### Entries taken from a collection
Segment Open
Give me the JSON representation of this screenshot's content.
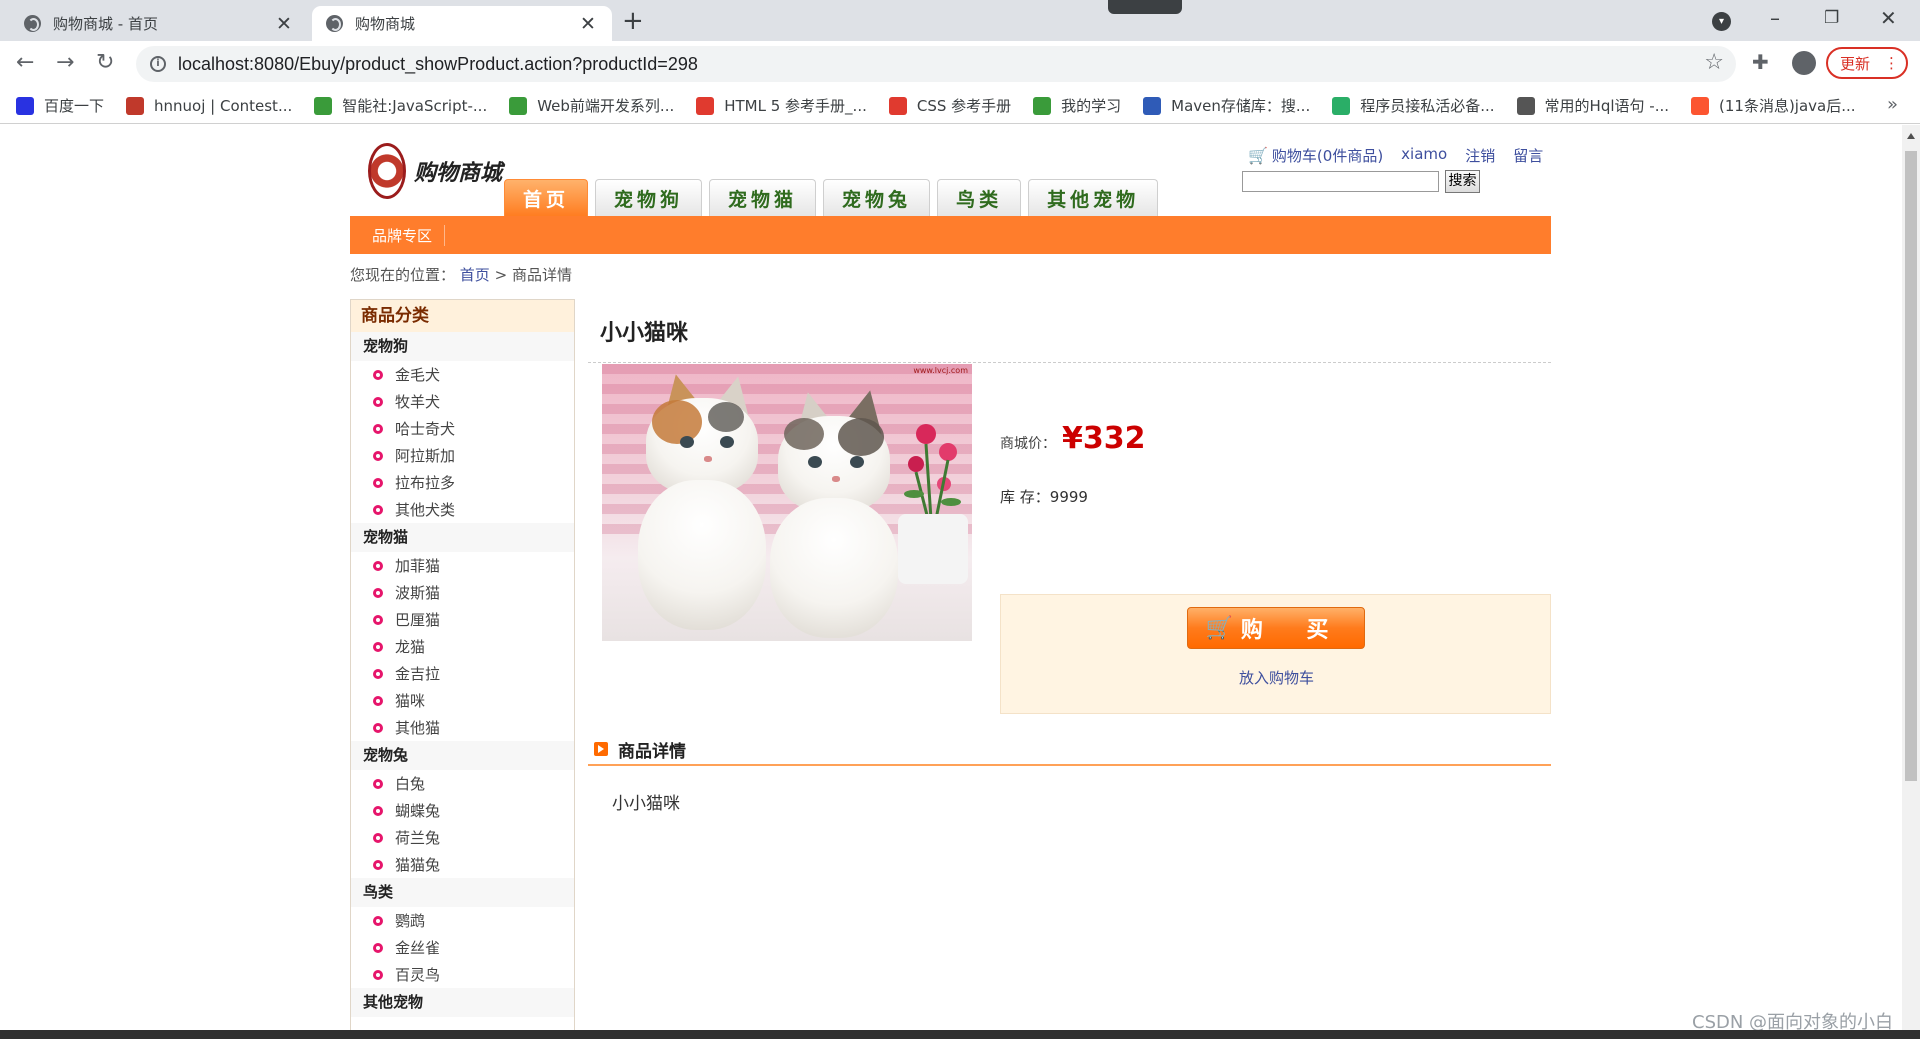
{
  "browser": {
    "tabs": [
      {
        "title": "购物商城 - 首页",
        "active": false
      },
      {
        "title": "购物商城",
        "active": true
      }
    ],
    "new_tab_symbol": "+",
    "url": "localhost:8080/Ebuy/product_showProduct.action?productId=298",
    "update_label": "更新",
    "bookmarks": [
      {
        "label": "百度一下",
        "icon": "baidu-icon",
        "color": "#2932e1"
      },
      {
        "label": "hnnuoj | Contest...",
        "icon": "pin-icon",
        "color": "#c0392b"
      },
      {
        "label": "智能社:JavaScript-...",
        "icon": "folder-icon",
        "color": "#3a9b3a"
      },
      {
        "label": "Web前端开发系列...",
        "icon": "folder-icon",
        "color": "#3a9b3a"
      },
      {
        "label": "HTML 5 参考手册_...",
        "icon": "owl-icon",
        "color": "#e03a2f"
      },
      {
        "label": "CSS 参考手册",
        "icon": "css-icon",
        "color": "#e03a2f"
      },
      {
        "label": "我的学习",
        "icon": "folder-icon",
        "color": "#3a9b3a"
      },
      {
        "label": "Maven存储库：搜...",
        "icon": "mvn-icon",
        "color": "#2f5bb7"
      },
      {
        "label": "程序员接私活必备...",
        "icon": "wechat-icon",
        "color": "#2aae67"
      },
      {
        "label": "常用的Hql语句 -...",
        "icon": "pen-icon",
        "color": "#555555"
      },
      {
        "label": "(11条消息)java后...",
        "icon": "csdn-icon",
        "color": "#fc5531"
      }
    ],
    "bookmarks_more": "»"
  },
  "site": {
    "logo_text": "购物商城",
    "nav_tabs": [
      {
        "label": "首页",
        "active": true
      },
      {
        "label": "宠物狗",
        "active": false
      },
      {
        "label": "宠物猫",
        "active": false
      },
      {
        "label": "宠物兔",
        "active": false
      },
      {
        "label": "鸟类",
        "active": false
      },
      {
        "label": "其他宠物",
        "active": false
      }
    ],
    "top_links": {
      "cart": "购物车(0件商品)",
      "user": "xiamo",
      "logout": "注销",
      "message": "留言"
    },
    "search_button": "搜索",
    "brand_zone": "品牌专区",
    "breadcrumb": {
      "prefix": "您现在的位置：",
      "home": "首页",
      "separator": ">",
      "current": "商品详情"
    }
  },
  "sidebar": {
    "title": "商品分类",
    "categories": [
      {
        "name": "宠物狗",
        "items": [
          "金毛犬",
          "牧羊犬",
          "哈士奇犬",
          "阿拉斯加",
          "拉布拉多",
          "其他犬类"
        ]
      },
      {
        "name": "宠物猫",
        "items": [
          "加菲猫",
          "波斯猫",
          "巴厘猫",
          "龙猫",
          "金吉拉",
          "猫咪",
          "其他猫"
        ]
      },
      {
        "name": "宠物兔",
        "items": [
          "白兔",
          "蝴蝶兔",
          "荷兰兔",
          "猫猫兔"
        ]
      },
      {
        "name": "鸟类",
        "items": [
          "鹦鹉",
          "金丝雀",
          "百灵鸟"
        ]
      },
      {
        "name": "其他宠物",
        "items": []
      }
    ]
  },
  "product": {
    "name": "小小猫咪",
    "image_watermark": "www.lvcj.com",
    "price_label": "商城价：",
    "price": "¥332",
    "stock_label": "库 存：",
    "stock": "9999",
    "buy_label": "购 买",
    "add_to_cart": "放入购物车",
    "detail_heading": "商品详情",
    "detail_text": "小小猫咪"
  },
  "watermark": "CSDN @面向对象的小白",
  "colors": {
    "accent_orange": "#ff7d2c",
    "price_red": "#cc0000",
    "link_blue": "#3e4f9e",
    "nav_green": "#2f6b1e"
  }
}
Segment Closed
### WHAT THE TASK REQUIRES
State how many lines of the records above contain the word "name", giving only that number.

### ANSWER FOR THIS EXERCISE
6